I finally finished the book, The Life-Changing Magic of Tidying Up, and Marie Kondo is crazy! I respect her, and she knows her tidying stuff, but I find myself unable to achieve her kind of perfection in tidying. There is somewhat of a cult-like following of her method, and I can totally see why. Maybe if I lived in a different universe, I would be in on it too. But here are my reasons why I cannot employ the KonMari method of tidying.
- Anxiety. What is this “spark of joy” she talks about? To start tidying, I picked up a fairly easy shirt that I loved. I did feel some joy. But after that, with each additional piece of clothing, I started just feeling anxiety. What if the next shirt I pick up doesn’t spark joy, and I have to get rid of it? What if I really like that shirt? For those of us with mood problems that are heavy overriders of other emotions, something as ethereal as a spark of joy may be hard to come by.
- Money. I feel like you have to be decently well off to have the luxury to simply abandon clothing based on the amount of joy it gives you without a shred of worry. Or maybe this brings me back to #1. Anyway. I have a set of clothes that I use for interviews. Frankly, I don’t think any of those clothes will spark joy. They are boring and blah, but they are professional. Currently, I am not working in a professional field, but I can’t afford to get rid of them to buy new ones that do spark joy when interview time comes around. The same goes for fine merino wool sweaters that are in bright colors which I bought using points. I probably will never wear them without a jacket over them, but I can’t imagine tossing it away and having to buy a new wool sweater when I go to a colder climate. Mom always said I had expensive tastes. The items I wanted always ended up being the more expensive ones, even when I did not know the price ahead of time. If I judged everything by whether it sparked joy or not, seriously, I would be spending too much. Happiness here cannot be the measurement for everything. Throughout the book, Marie makes the argument that if you end up needing something later, you can always buy it. I suppose if you’re free from care about the past or future, then you wouldn’t worry about whether or not you’d even be able to later. I get it, but I can’t totally embrace it.

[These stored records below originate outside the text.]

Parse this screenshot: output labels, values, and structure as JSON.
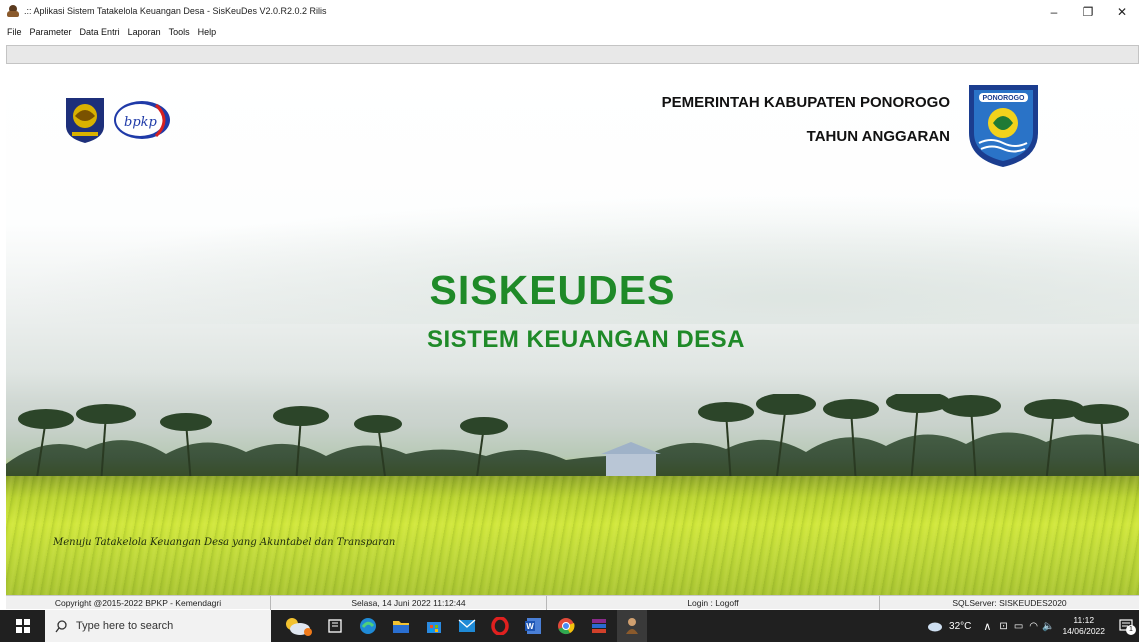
{
  "window": {
    "title": ".:: Aplikasi Sistem Tatakelola Keuangan Desa - SisKeuDes V2.0.R2.0.2 Rilis",
    "minimize": "–",
    "restore": "❐",
    "close": "✕"
  },
  "menu": [
    "File",
    "Parameter",
    "Data Entri",
    "Laporan",
    "Tools",
    "Help"
  ],
  "header": {
    "government": "PEMERINTAH KABUPATEN PONOROGO",
    "fiscal_year": "TAHUN ANGGARAN",
    "bpkp_logo_text": "bpkp",
    "ponorogo_logo_text": "PONOROGO"
  },
  "splash": {
    "title": "SISKEUDES",
    "subtitle": "SISTEM KEUANGAN DESA",
    "tagline": "Menuju Tatakelola Keuangan Desa yang Akuntabel dan Transparan"
  },
  "status": {
    "copyright": "Copyright @2015-2022 BPKP - Kemendagri",
    "datetime": "Selasa, 14 Juni 2022  11:12:44",
    "login": "Login : Logoff",
    "server": "SQLServer: SISKEUDES2020"
  },
  "taskbar": {
    "search_placeholder": "Type here to search",
    "temperature": "32°C",
    "time": "11:12",
    "date": "14/06/2022",
    "notification_count": "1"
  },
  "colors": {
    "accent_green": "#1f8a28",
    "taskbar_bg": "#202020"
  }
}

- Sensitivity to soft materials. Marie Kondo’s method is all about handling the clothes. I am, however, predisposed to soft fabrics. I love the feel of anything soft, and my roommates will tell you about how I used to carry my pajamas up to my face as I went to shower for the night. My pajamas include an oversized Google shirt and gym shorts. Marie Kondo suggests “If you are a woman, wear something feminine and elegant as nightwear. The worst thing you can do is to wear a sloppy sweat suit. If sweat pants are your every day attire, you’ll end up looking like you belong in them, which is not very attractive. What you wear in the house does impact on your self image.” But I love soft fabrics, and sweat suits are generally softer than feminine and elegant things. And cheaper (See #2.) OK, this is definitely taking her out of context, as her point is really that we shouldn’t downgrade clothes that do not spark joy into loungewear. I’ll give her that.
So there you have it. I feel like this method is kind of an all or nothing method, so it’s stressing me out a bit. I’m going through my clothes, and we’ll see how I do. Maybe instead of looking for the spark of joy, I’ll just have to use other tidying methods. I was looking forward to the book, based on the reviews, but seriously? Tidying is not the purpose of my life. Marie Kondo, and I say this with as much respect and admiration as I can possibly convey, is, crazy. You’re pretty awesome. I think I will leave the awesomeness to you.
OK, closet partially tackled. I have to admit, I’m surprised by the sheer volume of clothing I stuffed into drawers, never to be seen again. Maybe there’s something to this, after all. But STILL. I will provide myself with exceptions.